So why is it that I still have this vacant feeling? Like I was just a part of something dirty?
When I closed my eyes to fall asleep in the comfort of my own bed last night, the kaleidoscope of images and sounds going through my head gave me the answer to what I found to be lacking at SXSW. Image after image, clip after clip — a fractured conversation, a couple lines from a song, the taste of another watered down complimentary cocktail, the feel of the wristbands on my arms and the accusations from my bruised feet — an explosion of senses with no real feeling. No matter how hard I tried, I couldn’t focus in on any one outstanding moment. It was almost like I had been watching movie trailers for 4 days straight, never getting around to a feature length film. It’s all a blur. And now it’s over. And I still feel a little empty about the whole experience.
If you are the type who prefer New Orleans during Mardi Gras or Brazil during Carnival, or just want to be able to experience a lot of free music in a short period of time, SXSW just might be your thing.

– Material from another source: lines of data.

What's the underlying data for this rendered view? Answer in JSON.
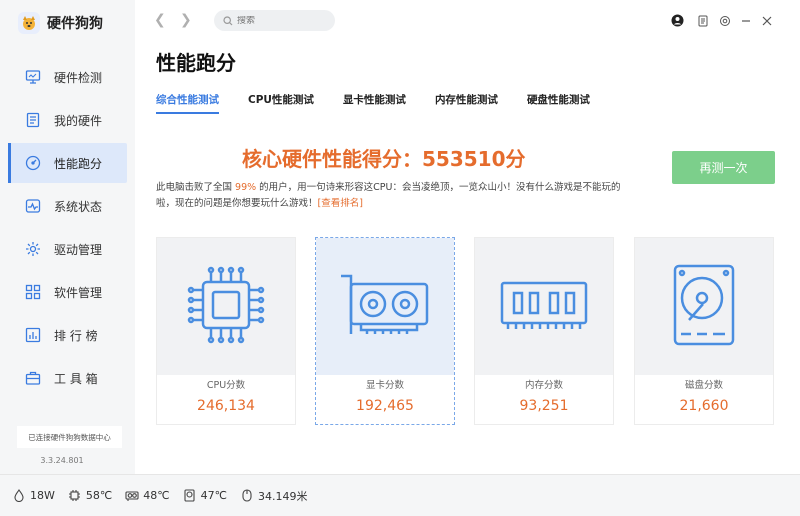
{
  "app": {
    "title": "硬件狗狗",
    "version": "3.3.24.801",
    "connection_status": "已连接硬件狗狗数据中心"
  },
  "sidebar": {
    "items": [
      {
        "label": "硬件检测",
        "icon": "monitor-icon"
      },
      {
        "label": "我的硬件",
        "icon": "document-icon"
      },
      {
        "label": "性能跑分",
        "icon": "speedometer-icon",
        "active": true
      },
      {
        "label": "系统状态",
        "icon": "pulse-icon"
      },
      {
        "label": "驱动管理",
        "icon": "gear-icon"
      },
      {
        "label": "软件管理",
        "icon": "grid-icon"
      },
      {
        "label": "排 行 榜",
        "icon": "ranking-icon"
      },
      {
        "label": "工 具 箱",
        "icon": "toolbox-icon"
      }
    ]
  },
  "search": {
    "placeholder": "搜索"
  },
  "page": {
    "title": "性能跑分",
    "tabs": [
      {
        "label": "综合性能测试",
        "active": true
      },
      {
        "label": "CPU性能测试"
      },
      {
        "label": "显卡性能测试"
      },
      {
        "label": "内存性能测试"
      },
      {
        "label": "硬盘性能测试"
      }
    ],
    "score_title": "核心硬件性能得分：553510分",
    "retest_label": "再测一次",
    "desc_prefix": "此电脑击败了全国 ",
    "desc_pct": "99%",
    "desc_body": " 的用户，用一句诗来形容这CPU：会当凌绝顶，一览众山小！没有什么游戏是不能玩的啦，现在的问题是你想要玩什么游戏！",
    "desc_link": "[查看排名]"
  },
  "cards": [
    {
      "label": "CPU分数",
      "value": "246,134",
      "icon": "cpu-icon"
    },
    {
      "label": "显卡分数",
      "value": "192,465",
      "icon": "gpu-icon"
    },
    {
      "label": "内存分数",
      "value": "93,251",
      "icon": "ram-icon"
    },
    {
      "label": "磁盘分数",
      "value": "21,660",
      "icon": "hdd-icon"
    }
  ],
  "footer": {
    "power": "18W",
    "cpu_temp": "58℃",
    "gpu_temp": "48℃",
    "disk_temp": "47℃",
    "mouse_distance": "34.149米"
  },
  "colors": {
    "accent": "#3a7be0",
    "score": "#e56c2d",
    "retest": "#7ccf8b",
    "icon_blue": "#4a8ee0"
  }
}
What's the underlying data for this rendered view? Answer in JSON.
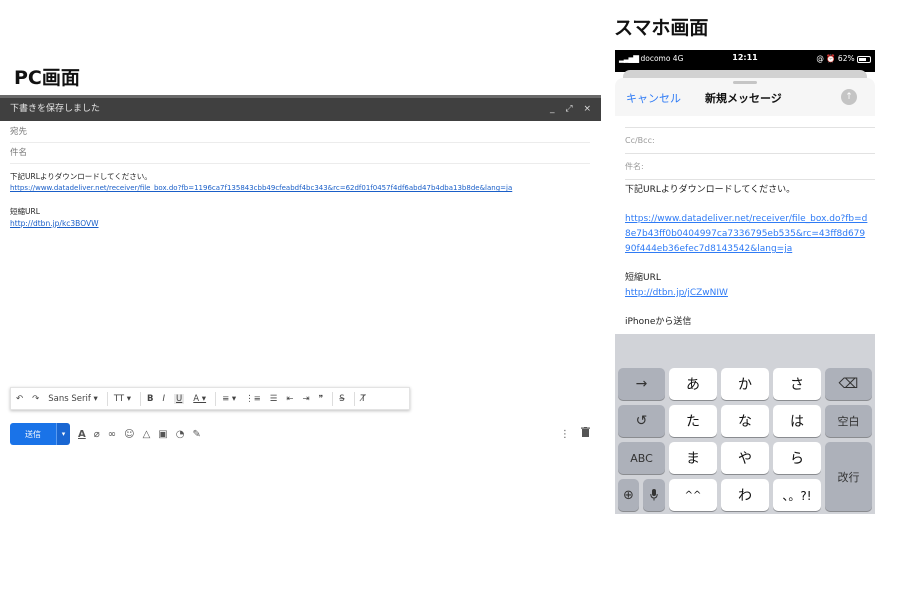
{
  "headings": {
    "pc": "PC画面",
    "phone": "スマホ画面"
  },
  "pc": {
    "title": "下書きを保存しました",
    "window_controls": "_ ⤢ ×",
    "to_label": "宛先",
    "subject_label": "件名",
    "body_line1": "下記URLよりダウンロードしてください。",
    "body_link": "https://www.datadeliver.net/receiver/file_box.do?fb=1196ca7f135843cbb49cfeabdf4bc343&rc=62df01f0457f4df6abd47b4dba13b8de&lang=ja",
    "short_label": "短縮URL",
    "short_link": "http://dtbn.jp/kc3BOVW",
    "toolbar": {
      "undo": "↶",
      "redo": "↷",
      "font": "Sans Serif ▾",
      "size": "TT ▾",
      "bold": "B",
      "italic": "I",
      "underline": "U",
      "text_color": "A ▾",
      "align": "≡ ▾",
      "numbered": "⋮≡",
      "bulleted": "☰",
      "indent_less": "⇤",
      "indent_more": "⇥",
      "quote": "❞",
      "strike": "S̶",
      "clear": "T̸"
    },
    "send_label": "送信",
    "send_icons": {
      "format": "A",
      "attach": "⌀",
      "link": "∞",
      "emoji": "☺",
      "drive": "△",
      "photo": "▣",
      "lock": "◔",
      "sign": "✎"
    },
    "more_icon": "⋮",
    "trash_icon": "🗑"
  },
  "phone": {
    "carrier": "docomo 4G",
    "time": "12:11",
    "battery": "@ ⏰ 62%",
    "cancel": "キャンセル",
    "title": "新規メッセージ",
    "cc_label": "Cc/Bcc:",
    "subject_label": "件名:",
    "body_line1": "下記URLよりダウンロードしてください。",
    "body_link": "https://www.datadeliver.net/receiver/file_box.do?fb=d8e7b43ff0b0404997ca7336795eb535&rc=43ff8d67990f444eb36efec7d8143542&lang=ja",
    "short_label": "短縮URL",
    "short_link": "http://dtbn.jp/jCZwNIW",
    "signature": "iPhoneから送信",
    "keys": {
      "arrow": "→",
      "a": "あ",
      "ka": "か",
      "sa": "さ",
      "del": "⌫",
      "undo": "↺",
      "ta": "た",
      "na": "な",
      "ha": "は",
      "space": "空白",
      "abc": "ABC",
      "ma": "ま",
      "ya": "や",
      "ra": "ら",
      "enter": "改行",
      "globe": "⊕",
      "mic": "🎙",
      "kao": "^^",
      "wa": "わ",
      "punct": "、。?!"
    }
  }
}
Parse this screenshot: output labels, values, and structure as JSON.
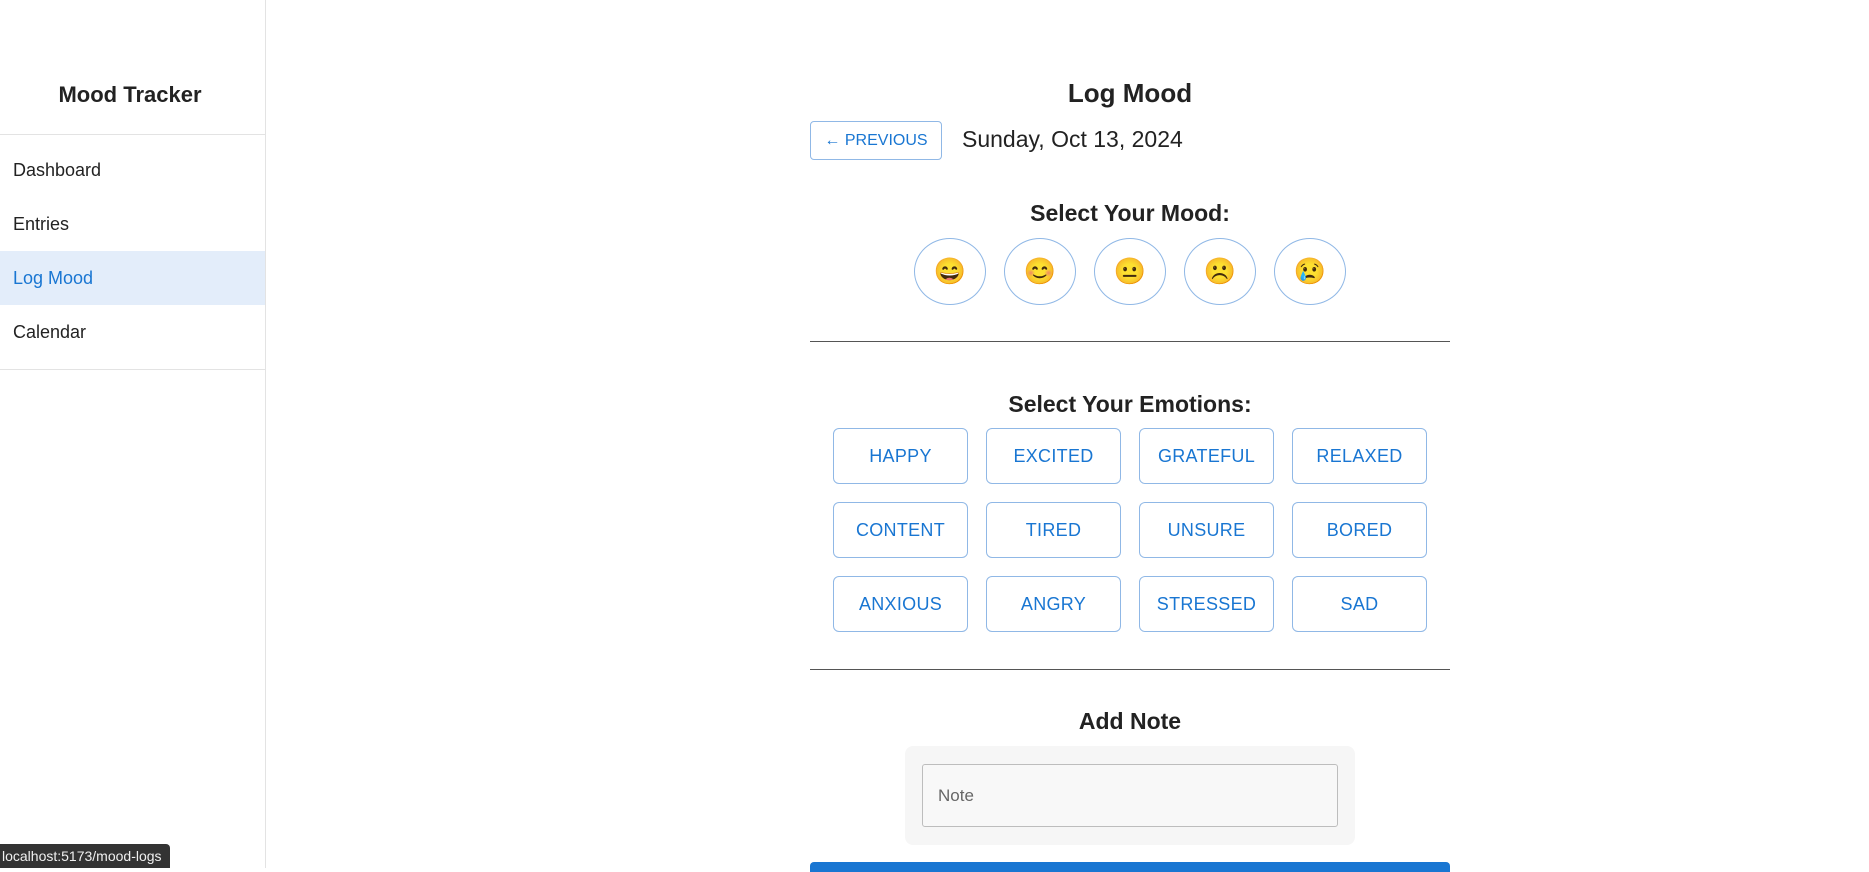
{
  "sidebar": {
    "title": "Mood Tracker",
    "items": [
      {
        "label": "Dashboard"
      },
      {
        "label": "Entries"
      },
      {
        "label": "Log Mood"
      },
      {
        "label": "Calendar"
      }
    ]
  },
  "main": {
    "title": "Log Mood",
    "prev_label": "← PREVIOUS",
    "date": "Sunday, Oct 13, 2024",
    "mood_title": "Select Your Mood:",
    "moods": [
      {
        "emoji": "😄"
      },
      {
        "emoji": "😊"
      },
      {
        "emoji": "😐"
      },
      {
        "emoji": "☹️"
      },
      {
        "emoji": "😢"
      }
    ],
    "emotions_title": "Select Your Emotions:",
    "emotions": [
      "HAPPY",
      "EXCITED",
      "GRATEFUL",
      "RELAXED",
      "CONTENT",
      "TIRED",
      "UNSURE",
      "BORED",
      "ANXIOUS",
      "ANGRY",
      "STRESSED",
      "SAD"
    ],
    "note_title": "Add Note",
    "note_placeholder": "Note"
  },
  "status_url": "localhost:5173/mood-logs",
  "colors": {
    "accent": "#1976d2",
    "active_bg": "#e3edfa",
    "border": "#90b8e6"
  }
}
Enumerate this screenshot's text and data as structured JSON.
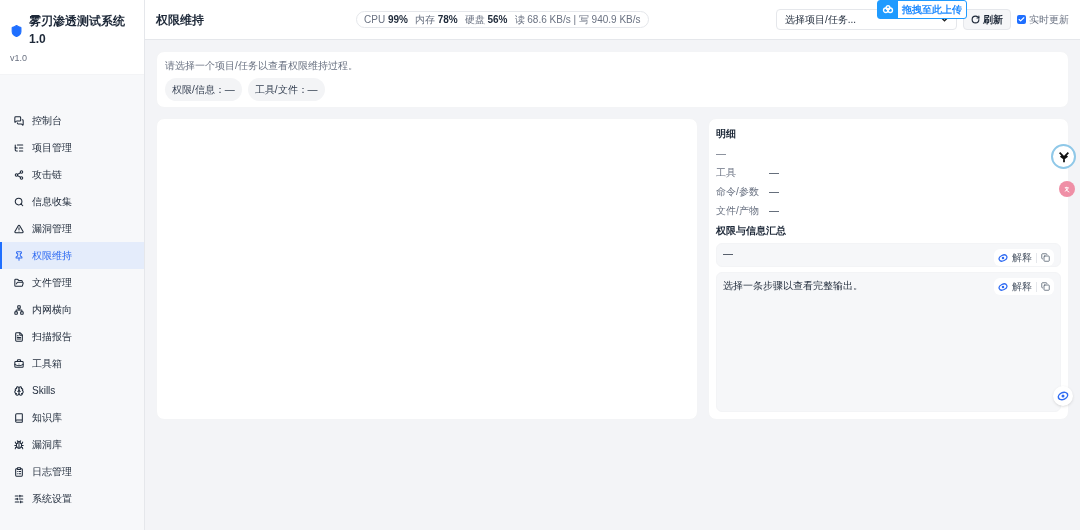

I prefer my live music in a single venue format. I prefer my Austin experience on a normal weeknight. I prefer seeing artists doing something they love, not something they feel they HAVE to do. And even though I’m sure there are better ways of doing SXSW, I will not be back to figure those out. 2012 will act as my last South By experience. Sorry for the negativity, maybe it’s just #sxswfatigue…
And with that being said, here is my week by the numbers:
Brooklyn Vegan Presents, Lovejoys, 03.17.12
Sacred Bones Offical Showcase, Elysium, 03.14.12
Favorite 10 Performances: (in order of when I saw them)
Black Hippy (Schoolboy Q, Kendrick Lamar)
Man’s Gin w/ Bruce Lamont
Top (Worst) 8 Things Overheard:
“Portlandia comes from a place of hate”
“Jack White and Jack Black hate each other”
“Florida is like the Hollywood of death metal”
“This pianoist is awesome! I love jazz!”
“I’m thinking about starting a blast-jazz band”
“My lymph nodes are swollen”
“I hear people from Austin hate SXSW” (while kicking an empty bottle down street)
“Dude, that’s Lil Jon, only Lil Jon says ‘what!’ That’s totally him!”
Most irritating moment, followed by funniest moment:
Idiot holding up an iPad to take pictures of The-Dream and someone working at a booth coming into the crowd, standing in front of the idiot and recording the set with his MacBook.
Moment of peace:
Sitting down at the bar next to the stage, drinking a Wade Redd Ale, watching Man’s Gin and Bruce Lamont do an acoustic set at Lovejoys while Blake Judd served them Bloody Marys.
# of Bands:
# of Sets:
# of Hours of Sleep:
# of Slices of Pizza:
# of Bratwurst / Hot Dog / Kielbasa:
# of Real Meals:
Apache Dropout (in passing)
Led Er Est
Chad Valley (in passing)
Bleached (in passing)
The War On Drugs
Black Hippy (Ab-Soul, Schoolboy Q, Jay Roc, Kendrick Lamar)
And So I Watch You From After
MNDR (in passing)
The Atlas Moth
Artists Seen More Than Once:
The War On Drugs